From Past To Present: Winter Solstice Marks A New Beginning
For centuries people recognized the shorter days of winter by tracking the dwindling presence of the sun. Huge monuments were built to capture the scarce light and these structures are still common in the British Isles.
One of the most impressive is the 5,000 year-old Newgrange structure in Ireland. At dawn on the winter solstice, light reaches through the door into an intricately carved central chamber.
Festivals were also a highlight this time of year and they provided great diversions in Scandinavian countries with only five or six hours of sunlight.
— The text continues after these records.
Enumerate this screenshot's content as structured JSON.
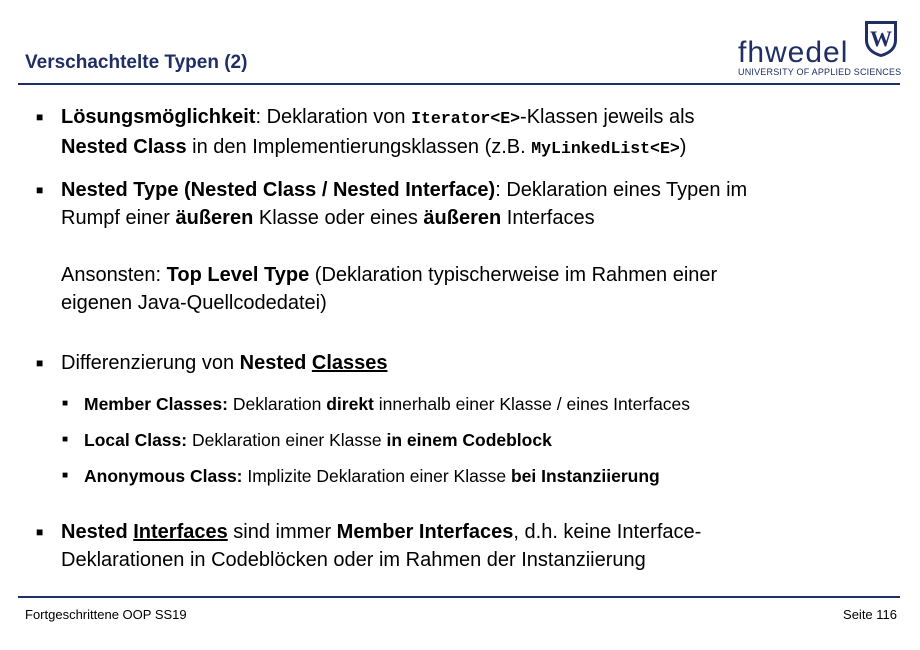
{
  "header": {
    "title": "Verschachtelte Typen (2)",
    "logo": {
      "word": "fhwedel",
      "subtitle": "UNIVERSITY OF APPLIED SCIENCES",
      "seal_letter": "W"
    }
  },
  "bullets": {
    "b1": {
      "p1": "Lösungsmöglichkeit",
      "p2": ": Deklaration von ",
      "p3": "Iterator<E>",
      "p4": "-Klassen jeweils als",
      "p5": "Nested Class",
      "p6": " in den Implementierungsklassen (z.B. ",
      "p7": "MyLinkedList<E>",
      "p8": ")"
    },
    "b2": {
      "p1": "Nested Type (Nested Class / Nested Interface)",
      "p2": ": Deklaration eines Typen im",
      "p3": "Rumpf einer ",
      "p4": "äußeren",
      "p5": " Klasse oder eines ",
      "p6": "äußeren",
      "p7": " Interfaces"
    },
    "b2_extra": {
      "p1": "Ansonsten: ",
      "p2": "Top Level Type",
      "p3": " (Deklaration typischerweise im Rahmen einer",
      "p4": "eigenen Java-Quellcodedatei)"
    },
    "b3": {
      "p1": "Differenzierung von ",
      "p2": "Nested ",
      "p3": "Classes"
    },
    "sub1": {
      "p1": "Member Classes:",
      "p2": " Deklaration ",
      "p3": "direkt",
      "p4": " innerhalb einer Klasse / eines Interfaces"
    },
    "sub2": {
      "p1": "Local Class:",
      "p2": " Deklaration einer Klasse ",
      "p3": "in einem Codeblock"
    },
    "sub3": {
      "p1": "Anonymous Class:",
      "p2": " Implizite Deklaration einer Klasse ",
      "p3": "bei Instanziierung"
    },
    "b4": {
      "p1": "Nested ",
      "p2": "Interfaces",
      "p3": " sind immer ",
      "p4": "Member Interfaces",
      "p5": ", d.h. keine Interface-",
      "p6": "Deklarationen in Codeblöcken oder im Rahmen der Instanziierung"
    }
  },
  "footer": {
    "left": "Fortgeschrittene OOP SS19",
    "right": "Seite 116"
  },
  "colors": {
    "accent": "#1f2f63"
  }
}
Iceland celebrates thirteen days of Yule where children receive gifts each day.
There’s nothing like the excitement of a gift to get the kids out of bed on a cold, dark morning. Popular gifts were candles to keep away the darkness and a deck of cards to pass the time.
Years ago the dark of winter was also a trying time for the people of northern Europe. During the cold, dark season the agrarian society came to a standstill and food stores were in short supply. Livestock was harder to care for but the critters still needed to be fed, watered and tended. Laborers didn’t have work or money, making the winter an extra harsh season.
In contrast, our modern, non-agrarian, northern climate life has electric lights to chase away the long hours of dark. Central heating keeps us warm on frigid nights. Fresh fruits and vegetables are transported thousands of miles from Arizona, Mexico and Chili.
We may no longer build monuments like Newgrange to catch the first morning light of the shortest day of the year, but other traditions and festivities continue today.
It’s a season of giving. Bags are filled with food and clothes; kettles are filled with money for the less fortunate. People give out more smiles and exchange friendly greetings.
Maybe some part of all of us realizes the sun has turned the corner. After December 21st the days will begin to get longer; and that’s something to celebrate.